Audio Orchestrator

Using BBC R&D’s Audio Orchestrator (see links below), one can make this today into a multichannel performance over the internet. Each voice is different and plays through its own device: desktop or laptop computer, smartphone, or tablet.

One can experience the works on this site at home as a spatialized environment. So far, I have re-composed eight pieces for the Audio Orchestrator, using sources and excerpts of multichannel performances and projects from the last 15 years. The works use between 4 and 16 voices, but I re-edited the works in ways that one can get some idea when just two devices are connected. Not many people have 16 computers at their disposal, however, 16 people could easily attend a public installation.

Loudspeaker Orchestra vs. Sound Objects
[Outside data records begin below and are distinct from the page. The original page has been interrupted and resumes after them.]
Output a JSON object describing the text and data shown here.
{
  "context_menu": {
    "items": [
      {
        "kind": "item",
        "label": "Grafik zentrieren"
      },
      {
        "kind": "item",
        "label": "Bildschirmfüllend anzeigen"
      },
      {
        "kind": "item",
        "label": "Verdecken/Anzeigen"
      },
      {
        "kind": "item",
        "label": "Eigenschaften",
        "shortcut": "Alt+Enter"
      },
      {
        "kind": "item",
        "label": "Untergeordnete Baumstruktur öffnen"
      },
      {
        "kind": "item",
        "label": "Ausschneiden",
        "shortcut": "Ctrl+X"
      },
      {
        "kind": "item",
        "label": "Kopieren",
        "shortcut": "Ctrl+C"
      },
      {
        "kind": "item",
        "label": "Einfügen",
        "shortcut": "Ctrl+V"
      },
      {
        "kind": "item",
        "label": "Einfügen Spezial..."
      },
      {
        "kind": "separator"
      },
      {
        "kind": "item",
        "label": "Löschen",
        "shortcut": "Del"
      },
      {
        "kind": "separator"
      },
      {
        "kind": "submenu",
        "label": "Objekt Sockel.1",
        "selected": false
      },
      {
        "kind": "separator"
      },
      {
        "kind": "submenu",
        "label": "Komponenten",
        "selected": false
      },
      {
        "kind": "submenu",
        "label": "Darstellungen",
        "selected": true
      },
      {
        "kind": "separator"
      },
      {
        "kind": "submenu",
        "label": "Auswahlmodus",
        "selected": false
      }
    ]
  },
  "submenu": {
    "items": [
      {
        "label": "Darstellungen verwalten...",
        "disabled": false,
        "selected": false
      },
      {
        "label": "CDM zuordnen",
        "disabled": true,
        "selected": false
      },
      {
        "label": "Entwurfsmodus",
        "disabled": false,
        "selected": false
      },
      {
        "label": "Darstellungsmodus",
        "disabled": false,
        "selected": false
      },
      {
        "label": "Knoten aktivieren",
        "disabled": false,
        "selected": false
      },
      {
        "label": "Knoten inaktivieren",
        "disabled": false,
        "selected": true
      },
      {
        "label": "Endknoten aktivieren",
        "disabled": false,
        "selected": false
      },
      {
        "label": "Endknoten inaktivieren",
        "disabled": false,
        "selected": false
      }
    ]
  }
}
For many of the 4-channel works, the speaker’s position is indicated at the bottom (Front Left, Front Right, Rear Right, Rear Left), so you could place the devices accordingly. That said, most works follow the loudspeaker orchestra idea, in that sounds reside in just one device and are not panning between speakers. In that case, it does not matter where your device is situated. Examples: Methods, Euclidian Horns, Balance of Power, Tail Rotor, Endangered Guitar 2006 and Oxide in Cologne.

However, I had good results with the sound object concept, too. If sounds move between speakers, one would need to hear all channels at precisely the right position. I focused less on immersive environments (such as ambisonics) but single sound objects moving between individual speakers, and this worked well with the Audio Orchestrator. Examples: Between the Earth and Sky, Conflict of Interest and the Hendrix Hotel.


Link to the Audio Orchestrator is here, the tool was developed by the BBC Research & Development Audio Team. Check out the other tools on Connected Studio MakerBox. There’s a list of pilot productions on the BBC Taster and on GitHub. For more discussions about the Audio Orchestrator see their forums.